• Required work: Bring back every record exactly, except for the pictures, which stay out.

• Task input:
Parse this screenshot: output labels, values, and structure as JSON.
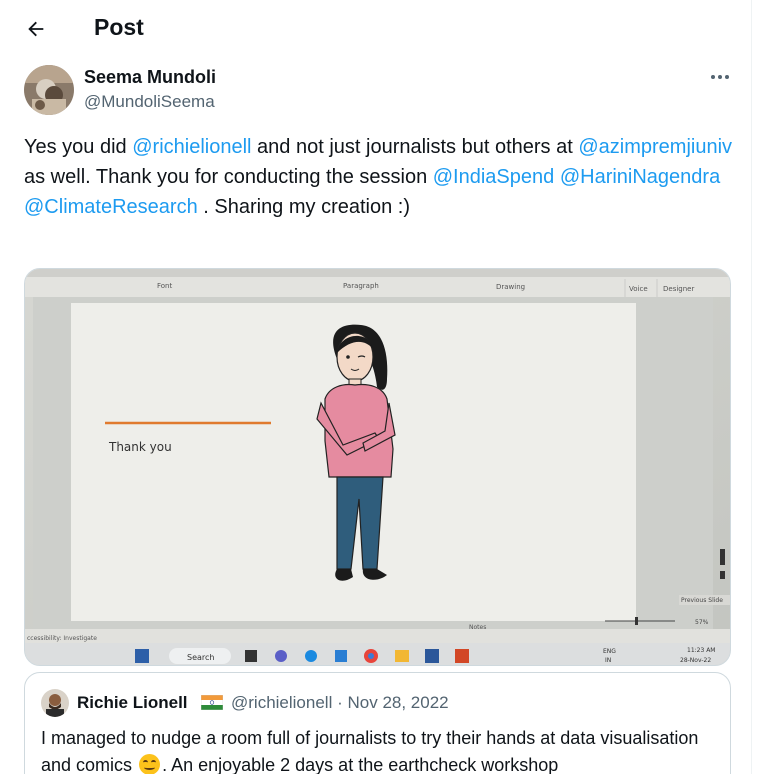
{
  "header": {
    "title": "Post"
  },
  "post": {
    "author": {
      "name": "Seema Mundoli",
      "handle": "@MundoliSeema"
    },
    "text": {
      "p1": "Yes you did ",
      "m1": "@richielionell",
      "p2": " and not just journalists but others at ",
      "m2": "@azimpremjiuniv",
      "p3": " as well. Thank you for conducting the session ",
      "m3": "@IndiaSpend",
      "p4": " ",
      "m4": "@HariniNagendra",
      "p5": " ",
      "m5": "@ClimateResearch",
      "p6": " . Sharing my creation :)"
    },
    "media": {
      "ribbon": {
        "font": "Font",
        "paragraph": "Paragraph",
        "drawing": "Drawing",
        "voice": "Voice",
        "designer": "Designer"
      },
      "slide_text": "Thank you",
      "status_left": "ccessibility: Investigate",
      "notes": "Notes",
      "zoom": "57%",
      "prev_slide": "Previous Slide",
      "taskbar": {
        "search": "Search",
        "lang1": "ENG",
        "lang2": "IN",
        "time": "11:23 AM",
        "date": "28-Nov-22"
      }
    }
  },
  "quote": {
    "name": "Richie Lionell",
    "handle": "@richielionell",
    "dot": "·",
    "date": "Nov 28, 2022",
    "text1": "I managed to nudge a room full of journalists to try their hands at data visualisation and comics",
    "text2": ".  An enjoyable 2 days at the earthcheck workshop"
  },
  "colors": {
    "mention": "#1d9bf0",
    "secondary_text": "#536471",
    "accent_line": "#e07a2e"
  }
}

• Result for this task:
Parse this screenshot: output labels, values, and structure as JSON.
{
  "header": {
    "title": "Post"
  },
  "post": {
    "author": {
      "name": "Seema Mundoli",
      "handle": "@MundoliSeema"
    },
    "text": {
      "p1": "Yes you did ",
      "m1": "@richielionell",
      "p2": " and not just journalists but others at ",
      "m2": "@azimpremjiuniv",
      "p3": " as well. Thank you for conducting the session ",
      "m3": "@IndiaSpend",
      "p4": " ",
      "m4": "@HariniNagendra",
      "p5": " ",
      "m5": "@ClimateResearch",
      "p6": " . Sharing my creation :)"
    },
    "media": {
      "ribbon": {
        "font": "Font",
        "paragraph": "Paragraph",
        "drawing": "Drawing",
        "voice": "Voice",
        "designer": "Designer"
      },
      "slide_text": "Thank you",
      "status_left": "ccessibility: Investigate",
      "notes": "Notes",
      "zoom": "57%",
      "prev_slide": "Previous Slide",
      "taskbar": {
        "search": "Search",
        "lang1": "ENG",
        "lang2": "IN",
        "time": "11:23 AM",
        "date": "28-Nov-22"
      }
    }
  },
  "quote": {
    "name": "Richie Lionell",
    "handle": "@richielionell",
    "dot": "·",
    "date": "Nov 28, 2022",
    "text1": "I managed to nudge a room full of journalists to try their hands at data visualisation and comics",
    "text2": ".  An enjoyable 2 days at the earthcheck workshop"
  },
  "colors": {
    "mention": "#1d9bf0",
    "secondary_text": "#536471",
    "accent_line": "#e07a2e"
  }
}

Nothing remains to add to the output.